Experience our new exhibition 'General Dynamic F.U.N' with screen-prints by Eduardo Paolozzi on display as part of a national tour.

Join our fun Pop Art workshops in our main art gallery. Make your own unique piece of Pop Art to display at home.  And enter our Pop Art Competition to win a creative prize.

Sir Eduardo Paolozzi (1924-2005) was one of the pioneers of the Pop Art movement in the UK.  Pop Art uses images and icons that are popular in the modern world. This includes famous celebrities, commercial items like soup cans and packaging, comic books and any other items that are popular in the commercial world.

Pop artists would create art by repeating the item over and over again, changing the color or texture of the item, or putting different items together to make a picture. 

Pop Art began in the 1950s in the UK but became very popular in the 1960s. It became a true art movement in New York City with artists like Andy Warhol, Jasper Johns and Roy Lichtenstein.

image shows Pop written in 'Pop Art' comic book style, exploding with bright coloured background

Regular Activities

Museum Prize Trail 50p – our themed trail for families around the museum costs just 50p and children will get a small prize when they find all the answers.  Hunt high and low, upstairs and downstairs, great fun for kids of all ages.  We change the trail regularly so children will always find a new way to explore our museum.
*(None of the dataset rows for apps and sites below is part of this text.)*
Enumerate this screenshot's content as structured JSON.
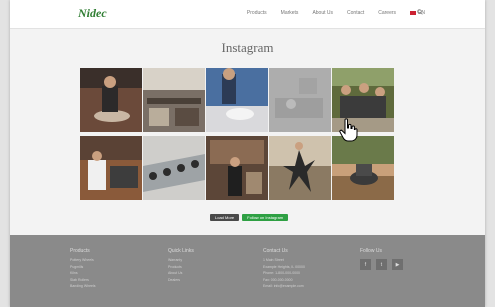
{
  "header": {
    "logo": "Nidec",
    "nav": [
      "Products",
      "Markets",
      "About Us",
      "Contact",
      "Careers",
      "EN"
    ]
  },
  "page": {
    "title": "Instagram"
  },
  "gallery": {
    "tiles": [
      {
        "name": "tile-potter-wheel",
        "color": "#6b4a3a"
      },
      {
        "name": "tile-workshop-tables",
        "color": "#7a6f66"
      },
      {
        "name": "tile-studio-blue",
        "color": "#4a6fa0"
      },
      {
        "name": "tile-hovered",
        "color": "#9e9e9e"
      },
      {
        "name": "tile-group-outdoor",
        "color": "#5f6a3c"
      },
      {
        "name": "tile-kiln-worker",
        "color": "#8a5a3a"
      },
      {
        "name": "tile-wheels-row",
        "color": "#b9b8b4"
      },
      {
        "name": "tile-shop-door",
        "color": "#5c4638"
      },
      {
        "name": "tile-dancer",
        "color": "#8b7a63"
      },
      {
        "name": "tile-pottery-bowl",
        "color": "#c8a07a"
      }
    ]
  },
  "buttons": {
    "load_more": "Load More",
    "follow": "Follow on Instagram"
  },
  "footer": {
    "products": {
      "title": "Products",
      "items": [
        "Pottery Wheels",
        "Pugmills",
        "Kilns",
        "Slab Rollers",
        "Banding Wheels"
      ]
    },
    "quick_links": {
      "title": "Quick Links",
      "items": [
        "Warranty",
        "Products",
        "About Us",
        "Dealers"
      ]
    },
    "contact": {
      "title": "Contact Us",
      "items": [
        "1 Main Street",
        "Example Heights, IL 00000",
        "Phone: 1-800-000-0000",
        "Fax: 000-000-0000",
        "Email: info@example.com"
      ]
    },
    "follow": {
      "title": "Follow Us",
      "icons": [
        "f",
        "t",
        "▶"
      ]
    }
  }
}
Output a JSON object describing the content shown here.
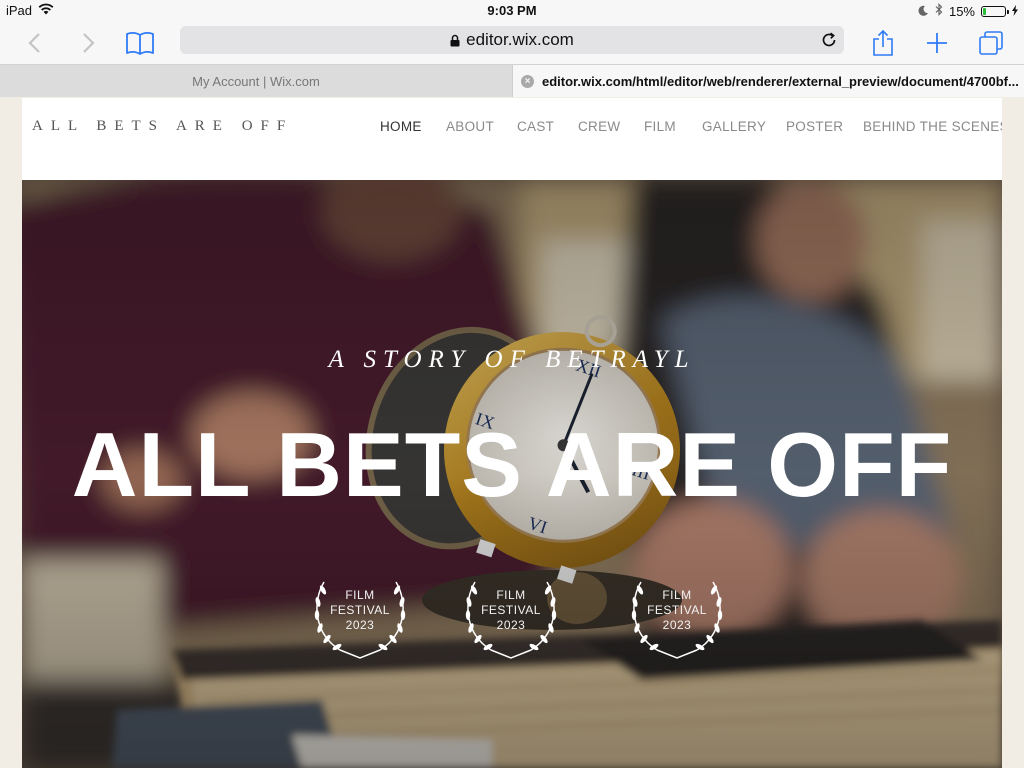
{
  "status_bar": {
    "device": "iPad",
    "time": "9:03 PM",
    "battery_percent": "15%",
    "battery_level": 0.15
  },
  "browser": {
    "url": "editor.wix.com",
    "tabs": [
      {
        "label": "My Account | Wix.com"
      },
      {
        "label": "editor.wix.com/html/editor/web/renderer/external_preview/document/4700bf..."
      }
    ]
  },
  "site": {
    "logo": "ALL BETS ARE OFF",
    "nav": [
      {
        "label": "HOME"
      },
      {
        "label": "ABOUT"
      },
      {
        "label": "CAST"
      },
      {
        "label": "CREW"
      },
      {
        "label": "FILM"
      },
      {
        "label": "GALLERY"
      },
      {
        "label": "POSTER"
      },
      {
        "label": "BEHIND THE SCENES"
      }
    ],
    "hero": {
      "tagline": "A STORY OF BETRAYL",
      "title": "ALL BETS ARE OFF",
      "laurels": [
        {
          "line1": "FILM",
          "line2": "FESTIVAL",
          "line3": "2023"
        },
        {
          "line1": "FILM",
          "line2": "FESTIVAL",
          "line3": "2023"
        },
        {
          "line1": "FILM",
          "line2": "FESTIVAL",
          "line3": "2023"
        }
      ]
    }
  },
  "colors": {
    "ios_blue": "#2f7cf6",
    "battery_green": "#2dbb3c",
    "nav_active": "#333333",
    "nav_inactive": "#8a8a8a"
  }
}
Paper Crafts 50p – always something different to colour and create!  A simple paper activity to complete at our craft table or when you get home.  Lots of fun and we regularly provide new themed paper crafts to try.

Craft Packs – we create our own themed craft packs at prices ranging from £1 to £4.  These change regularly for you to buy and create at our craft table or when you get home.

 

 

The February edition is available here

   

 


Last updated 11 January 2019